    3. Understand key components of an effective respiratory protection program. 
    4. Learn how to access resources, templates, medical evaluations, and further trainings to effectively implement a respiratory program.

    This material was produced under a grant (SH-31230-SH7) from the Occupational Safety and Health Administration, U.S. Department of Labor. It does not necessarily reflect the views or policies of the U.S. Department of Labor, nor does the mention of trade names, commercial products, or organization imply endorsement by the U.S. Government

    Charlotte Halverson, RN, BSN, COHN-S

    Clinical Director, AgriSafe Network

    Charlotte serves as the Clinical Director for AgriSafe. Prior to this role, she worked for several years in hospital acute care settings and community education.  During those years, Charlotte developed and managed a Rural Outreach Health service and a Parish Health Ministry department serving nine counties in northeast Iowa.  
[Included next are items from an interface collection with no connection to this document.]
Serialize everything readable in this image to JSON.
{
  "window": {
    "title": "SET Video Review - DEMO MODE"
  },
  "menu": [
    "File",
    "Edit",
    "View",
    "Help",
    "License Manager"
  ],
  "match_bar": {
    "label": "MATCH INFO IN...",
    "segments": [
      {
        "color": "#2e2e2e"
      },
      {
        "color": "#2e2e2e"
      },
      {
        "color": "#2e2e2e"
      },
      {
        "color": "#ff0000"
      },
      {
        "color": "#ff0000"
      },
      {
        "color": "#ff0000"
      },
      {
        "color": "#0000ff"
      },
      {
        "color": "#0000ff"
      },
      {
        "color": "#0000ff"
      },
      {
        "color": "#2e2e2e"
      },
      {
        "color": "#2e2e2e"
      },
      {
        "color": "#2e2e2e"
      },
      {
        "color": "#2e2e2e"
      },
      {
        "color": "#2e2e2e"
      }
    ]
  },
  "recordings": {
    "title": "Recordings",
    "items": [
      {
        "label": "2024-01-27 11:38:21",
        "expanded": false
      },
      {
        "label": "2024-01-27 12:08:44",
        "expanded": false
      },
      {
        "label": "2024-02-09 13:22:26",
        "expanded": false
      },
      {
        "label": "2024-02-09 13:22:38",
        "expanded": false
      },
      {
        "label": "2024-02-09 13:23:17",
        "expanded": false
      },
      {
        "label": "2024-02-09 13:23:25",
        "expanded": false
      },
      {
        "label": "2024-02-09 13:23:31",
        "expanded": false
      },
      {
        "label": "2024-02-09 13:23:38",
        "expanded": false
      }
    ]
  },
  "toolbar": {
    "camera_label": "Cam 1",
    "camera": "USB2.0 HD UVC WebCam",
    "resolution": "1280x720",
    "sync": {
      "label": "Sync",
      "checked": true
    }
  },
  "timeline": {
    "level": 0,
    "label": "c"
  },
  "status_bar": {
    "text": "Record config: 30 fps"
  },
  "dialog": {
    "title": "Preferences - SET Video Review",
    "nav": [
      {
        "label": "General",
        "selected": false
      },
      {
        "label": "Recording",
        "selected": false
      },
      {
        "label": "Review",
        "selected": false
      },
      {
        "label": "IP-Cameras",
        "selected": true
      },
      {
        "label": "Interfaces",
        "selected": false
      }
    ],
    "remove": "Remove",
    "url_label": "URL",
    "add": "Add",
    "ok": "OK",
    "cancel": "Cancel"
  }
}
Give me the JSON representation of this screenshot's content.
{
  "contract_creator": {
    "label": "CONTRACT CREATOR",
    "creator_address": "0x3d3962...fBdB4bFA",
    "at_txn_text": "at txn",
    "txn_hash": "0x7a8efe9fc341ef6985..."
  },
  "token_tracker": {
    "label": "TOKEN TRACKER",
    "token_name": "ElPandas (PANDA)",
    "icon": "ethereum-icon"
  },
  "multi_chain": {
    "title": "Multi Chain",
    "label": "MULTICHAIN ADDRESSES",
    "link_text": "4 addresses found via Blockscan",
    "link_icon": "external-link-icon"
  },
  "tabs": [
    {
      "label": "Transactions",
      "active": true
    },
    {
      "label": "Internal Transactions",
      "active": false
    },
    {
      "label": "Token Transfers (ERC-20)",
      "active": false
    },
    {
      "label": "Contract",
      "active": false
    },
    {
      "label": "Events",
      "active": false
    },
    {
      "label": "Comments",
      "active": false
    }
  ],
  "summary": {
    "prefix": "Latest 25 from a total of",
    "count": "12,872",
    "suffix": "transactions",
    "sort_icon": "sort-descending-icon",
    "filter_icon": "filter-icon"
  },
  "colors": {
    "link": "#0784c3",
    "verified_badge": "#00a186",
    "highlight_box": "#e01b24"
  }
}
    She is a "charter graduate" of the University of IA agricultural occupational medicine course, is certified in occupational hearing conservation and completed the NIOSH Spirometry training.

  • Confined Space - Grain Bin Entry

    Contains 5 Component(s)

    The Confined Space Grain Safety program is intended for workers and managers in agriculture. This includes Coop's, farm operators, employees, and agriculture business owners. The major focus of the program is on safety in confined space work areas.

    The Confined Space Grain Safety program is intended for workers and managers in agriculture. This includes Coop's, farm operators, employees, and agriculture business owners. The major focus of the program is on safety in confined space work areas.
    At the end of the presentation, participants will be able to:

    1. Be able to identify hazards associated with confined space work. 
    2. Understand the process for confined space entry and lock out/ tag out procedures. 
    3. Understand monitoring the air quality in a Confined Space. 
    4. Understand the harnesses that need to be worn during an entry 
    5. Understand the job responsibilities of a confined space attendant 
    6. Know where to look for OSHA references and resources related to confined space entry in the grain industry. 

    Dan Neenan, MBA, Paramedic

    NECAS Manager

    Dan joined NECAS staff in August 2002 as Director. Dan is a Paramedic Specialist, Firefighter II and EMS Instructor. He is a member of the Iowa Propane Board; Vice Chair of the Dubuque County Emergency Management Commission; and Treasurer, Dubuque County EMS. In his work at NECAS, Dan has developed several OSHA approved training programs as well as agricultural rescue programs. Safety programs include viticulture safety, enology safety, confined space-grain bin entry, prevention of grain storage fire and explosions, chemical safety, and confined space- manure pit safety. Rescue programs at NECAS include tractor rollover, combine auger rescue, grain bin rescue, and manure pit rescue.